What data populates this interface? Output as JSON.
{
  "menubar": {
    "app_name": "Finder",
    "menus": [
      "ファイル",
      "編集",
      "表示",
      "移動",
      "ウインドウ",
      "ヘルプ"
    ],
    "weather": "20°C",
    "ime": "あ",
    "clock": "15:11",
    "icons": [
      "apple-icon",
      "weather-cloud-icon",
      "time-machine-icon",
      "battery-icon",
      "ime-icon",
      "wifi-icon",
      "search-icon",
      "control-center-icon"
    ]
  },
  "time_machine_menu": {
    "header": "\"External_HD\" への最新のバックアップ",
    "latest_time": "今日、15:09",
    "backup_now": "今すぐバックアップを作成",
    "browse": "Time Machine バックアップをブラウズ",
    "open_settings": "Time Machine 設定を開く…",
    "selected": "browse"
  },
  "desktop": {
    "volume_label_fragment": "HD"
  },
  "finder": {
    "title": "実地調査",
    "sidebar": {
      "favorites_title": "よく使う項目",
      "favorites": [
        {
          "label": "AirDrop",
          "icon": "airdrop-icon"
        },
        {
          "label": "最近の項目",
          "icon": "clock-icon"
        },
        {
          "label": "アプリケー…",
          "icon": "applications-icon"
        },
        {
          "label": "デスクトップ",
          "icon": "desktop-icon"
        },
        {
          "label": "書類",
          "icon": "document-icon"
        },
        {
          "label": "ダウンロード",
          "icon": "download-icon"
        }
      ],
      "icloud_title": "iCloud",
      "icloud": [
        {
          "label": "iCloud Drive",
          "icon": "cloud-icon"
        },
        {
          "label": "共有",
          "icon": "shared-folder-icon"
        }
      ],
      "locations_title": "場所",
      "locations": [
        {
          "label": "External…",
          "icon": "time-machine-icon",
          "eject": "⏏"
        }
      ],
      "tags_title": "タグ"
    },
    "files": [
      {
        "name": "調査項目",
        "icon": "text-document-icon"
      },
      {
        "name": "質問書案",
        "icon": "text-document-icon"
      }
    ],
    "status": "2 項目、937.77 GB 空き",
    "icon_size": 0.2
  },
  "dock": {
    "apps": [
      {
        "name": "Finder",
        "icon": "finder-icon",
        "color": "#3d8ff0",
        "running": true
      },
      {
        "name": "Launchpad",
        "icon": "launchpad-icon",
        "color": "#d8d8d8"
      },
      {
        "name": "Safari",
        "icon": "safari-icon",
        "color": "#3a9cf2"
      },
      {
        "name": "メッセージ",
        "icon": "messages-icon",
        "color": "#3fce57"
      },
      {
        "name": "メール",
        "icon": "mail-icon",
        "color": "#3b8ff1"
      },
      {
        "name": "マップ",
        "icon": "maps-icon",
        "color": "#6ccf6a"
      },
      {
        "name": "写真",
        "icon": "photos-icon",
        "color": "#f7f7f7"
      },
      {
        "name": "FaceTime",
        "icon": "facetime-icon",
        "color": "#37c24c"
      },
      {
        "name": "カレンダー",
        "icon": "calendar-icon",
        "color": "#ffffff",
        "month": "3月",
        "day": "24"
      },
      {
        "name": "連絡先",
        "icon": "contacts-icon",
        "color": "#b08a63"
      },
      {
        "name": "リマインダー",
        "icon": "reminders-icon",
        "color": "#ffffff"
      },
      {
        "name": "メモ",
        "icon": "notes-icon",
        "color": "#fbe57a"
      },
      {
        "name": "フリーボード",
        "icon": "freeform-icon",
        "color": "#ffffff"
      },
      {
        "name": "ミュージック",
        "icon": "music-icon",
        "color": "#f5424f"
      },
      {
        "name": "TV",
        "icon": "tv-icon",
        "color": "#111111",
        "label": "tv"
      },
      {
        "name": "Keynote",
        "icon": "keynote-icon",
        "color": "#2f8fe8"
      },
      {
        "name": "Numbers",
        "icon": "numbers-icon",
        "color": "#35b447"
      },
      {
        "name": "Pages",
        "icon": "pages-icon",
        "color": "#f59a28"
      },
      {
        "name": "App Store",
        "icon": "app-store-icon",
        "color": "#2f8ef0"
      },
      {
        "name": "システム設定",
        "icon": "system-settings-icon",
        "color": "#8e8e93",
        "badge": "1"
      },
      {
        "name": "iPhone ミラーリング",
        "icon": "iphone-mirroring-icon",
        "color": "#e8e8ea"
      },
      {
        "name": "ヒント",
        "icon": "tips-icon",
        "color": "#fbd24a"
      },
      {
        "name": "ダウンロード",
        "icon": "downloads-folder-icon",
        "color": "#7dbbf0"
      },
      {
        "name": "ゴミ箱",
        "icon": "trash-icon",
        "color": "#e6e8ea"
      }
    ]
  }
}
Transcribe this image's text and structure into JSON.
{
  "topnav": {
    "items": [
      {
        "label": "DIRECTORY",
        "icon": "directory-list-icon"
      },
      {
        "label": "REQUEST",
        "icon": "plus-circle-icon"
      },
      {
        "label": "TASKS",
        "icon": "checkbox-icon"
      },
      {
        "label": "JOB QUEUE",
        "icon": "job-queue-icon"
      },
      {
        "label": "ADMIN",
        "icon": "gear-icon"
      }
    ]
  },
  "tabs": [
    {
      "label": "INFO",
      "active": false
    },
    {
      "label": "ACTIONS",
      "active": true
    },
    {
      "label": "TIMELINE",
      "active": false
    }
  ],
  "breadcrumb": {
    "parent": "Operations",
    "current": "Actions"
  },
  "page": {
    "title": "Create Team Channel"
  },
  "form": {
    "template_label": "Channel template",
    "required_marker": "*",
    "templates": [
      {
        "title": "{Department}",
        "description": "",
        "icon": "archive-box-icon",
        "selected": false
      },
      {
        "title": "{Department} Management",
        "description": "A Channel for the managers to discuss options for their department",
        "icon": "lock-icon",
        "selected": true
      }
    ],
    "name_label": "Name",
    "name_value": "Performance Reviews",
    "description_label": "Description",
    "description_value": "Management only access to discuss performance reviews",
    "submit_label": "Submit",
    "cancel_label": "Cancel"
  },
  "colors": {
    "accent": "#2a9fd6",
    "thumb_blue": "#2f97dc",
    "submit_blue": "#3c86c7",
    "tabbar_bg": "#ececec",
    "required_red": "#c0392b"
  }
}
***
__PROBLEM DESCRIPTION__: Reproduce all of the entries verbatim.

__ANSWER FOR THIS EXERCISE__:
What data populates this interface? Output as JSON.
{
  "menubar": {
    "app_name": "Finder",
    "menus": [
      "ファイル",
      "編集",
      "表示",
      "移動",
      "ウインドウ",
      "ヘルプ"
    ],
    "weather": "20°C",
    "ime": "あ",
    "clock": "15:11",
    "icons": [
      "apple-icon",
      "weather-cloud-icon",
      "time-machine-icon",
      "battery-icon",
      "ime-icon",
      "wifi-icon",
      "search-icon",
      "control-center-icon"
    ]
  },
  "time_machine_menu": {
    "header": "\"External_HD\" への最新のバックアップ",
    "latest_time": "今日、15:09",
    "backup_now": "今すぐバックアップを作成",
    "browse": "Time Machine バックアップをブラウズ",
    "open_settings": "Time Machine 設定を開く…",
    "selected": "browse"
  },
  "desktop": {
    "volume_label_fragment": "HD"
  },
  "finder": {
    "title": "実地調査",
    "sidebar": {
      "favorites_title": "よく使う項目",
      "favorites": [
        {
          "label": "AirDrop",
          "icon": "airdrop-icon"
        },
        {
          "label": "最近の項目",
          "icon": "clock-icon"
        },
        {
          "label": "アプリケー…",
          "icon": "applications-icon"
        },
        {
          "label": "デスクトップ",
          "icon": "desktop-icon"
        },
        {
          "label": "書類",
          "icon": "document-icon"
        },
        {
          "label": "ダウンロード",
          "icon": "download-icon"
        }
      ],
      "icloud_title": "iCloud",
      "icloud": [
        {
          "label": "iCloud Drive",
          "icon": "cloud-icon"
        },
        {
          "label": "共有",
          "icon": "shared-folder-icon"
        }
      ],
      "locations_title": "場所",
      "locations": [
        {
          "label": "External…",
          "icon": "time-machine-icon",
          "eject": "⏏"
        }
      ],
      "tags_title": "タグ"
    },
    "files": [
      {
        "name": "調査項目",
        "icon": "text-document-icon"
      },
      {
        "name": "質問書案",
        "icon": "text-document-icon"
      }
    ],
    "status": "2 項目、937.77 GB 空き",
    "icon_size": 0.2
  },
  "dock": {
    "apps": [
      {
        "name": "Finder",
        "icon": "finder-icon",
        "color": "#3d8ff0",
        "running": true
      },
      {
        "name": "Launchpad",
        "icon": "launchpad-icon",
        "color": "#d8d8d8"
      },
      {
        "name": "Safari",
        "icon": "safari-icon",
        "color": "#3a9cf2"
      },
      {
        "name": "メッセージ",
        "icon": "messages-icon",
        "color": "#3fce57"
      },
      {
        "name": "メール",
        "icon": "mail-icon",
        "color": "#3b8ff1"
      },
      {
        "name": "マップ",
        "icon": "maps-icon",
        "color": "#6ccf6a"
      },
      {
        "name": "写真",
        "icon": "photos-icon",
        "color": "#f7f7f7"
      },
      {
        "name": "FaceTime",
        "icon": "facetime-icon",
        "color": "#37c24c"
      },
      {
        "name": "カレンダー",
        "icon": "calendar-icon",
        "color": "#ffffff",
        "month": "3月",
        "day": "24"
      },
      {
        "name": "連絡先",
        "icon": "contacts-icon",
        "color": "#b08a63"
      },
      {
        "name": "リマインダー",
        "icon": "reminders-icon",
        "color": "#ffffff"
      },
      {
        "name": "メモ",
        "icon": "notes-icon",
        "color": "#fbe57a"
      },
      {
        "name": "フリーボード",
        "icon": "freeform-icon",
        "color": "#ffffff"
      },
      {
        "name": "ミュージック",
        "icon": "music-icon",
        "color": "#f5424f"
      },
      {
        "name": "TV",
        "icon": "tv-icon",
        "color": "#111111",
        "label": "tv"
      },
      {
        "name": "Keynote",
        "icon": "keynote-icon",
        "color": "#2f8fe8"
      },
      {
        "name": "Numbers",
        "icon": "numbers-icon",
        "color": "#35b447"
      },
      {
        "name": "Pages",
        "icon": "pages-icon",
        "color": "#f59a28"
      },
      {
        "name": "App Store",
        "icon": "app-store-icon",
        "color": "#2f8ef0"
      },
      {
        "name": "システム設定",
        "icon": "system-settings-icon",
        "color": "#8e8e93",
        "badge": "1"
      },
      {
        "name": "iPhone ミラーリング",
        "icon": "iphone-mirroring-icon",
        "color": "#e8e8ea"
      },
      {
        "name": "ヒント",
        "icon": "tips-icon",
        "color": "#fbd24a"
      },
      {
        "name": "ダウンロード",
        "icon": "downloads-folder-icon",
        "color": "#7dbbf0"
      },
      {
        "name": "ゴミ箱",
        "icon": "trash-icon",
        "color": "#e6e8ea"
      }
    ]
  }
}
Transcribe this image's text and structure into JSON.
{
  "topnav": {
    "items": [
      {
        "label": "DIRECTORY",
        "icon": "directory-list-icon"
      },
      {
        "label": "REQUEST",
        "icon": "plus-circle-icon"
      },
      {
        "label": "TASKS",
        "icon": "checkbox-icon"
      },
      {
        "label": "JOB QUEUE",
        "icon": "job-queue-icon"
      },
      {
        "label": "ADMIN",
        "icon": "gear-icon"
      }
    ]
  },
  "tabs": [
    {
      "label": "INFO",
      "active": false
    },
    {
      "label": "ACTIONS",
      "active": true
    },
    {
      "label": "TIMELINE",
      "active": false
    }
  ],
  "breadcrumb": {
    "parent": "Operations",
    "current": "Actions"
  },
  "page": {
    "title": "Create Team Channel"
  },
  "form": {
    "template_label": "Channel template",
    "required_marker": "*",
    "templates": [
      {
        "title": "{Department}",
        "description": "",
        "icon": "archive-box-icon",
        "selected": false
      },
      {
        "title": "{Department} Management",
        "description": "A Channel for the managers to discuss options for their department",
        "icon": "lock-icon",
        "selected": true
      }
    ],
    "name_label": "Name",
    "name_value": "Performance Reviews",
    "description_label": "Description",
    "description_value": "Management only access to discuss performance reviews",
    "submit_label": "Submit",
    "cancel_label": "Cancel"
  },
  "colors": {
    "accent": "#2a9fd6",
    "thumb_blue": "#2f97dc",
    "submit_blue": "#3c86c7",
    "tabbar_bg": "#ececec",
    "required_red": "#c0392b"
  }
}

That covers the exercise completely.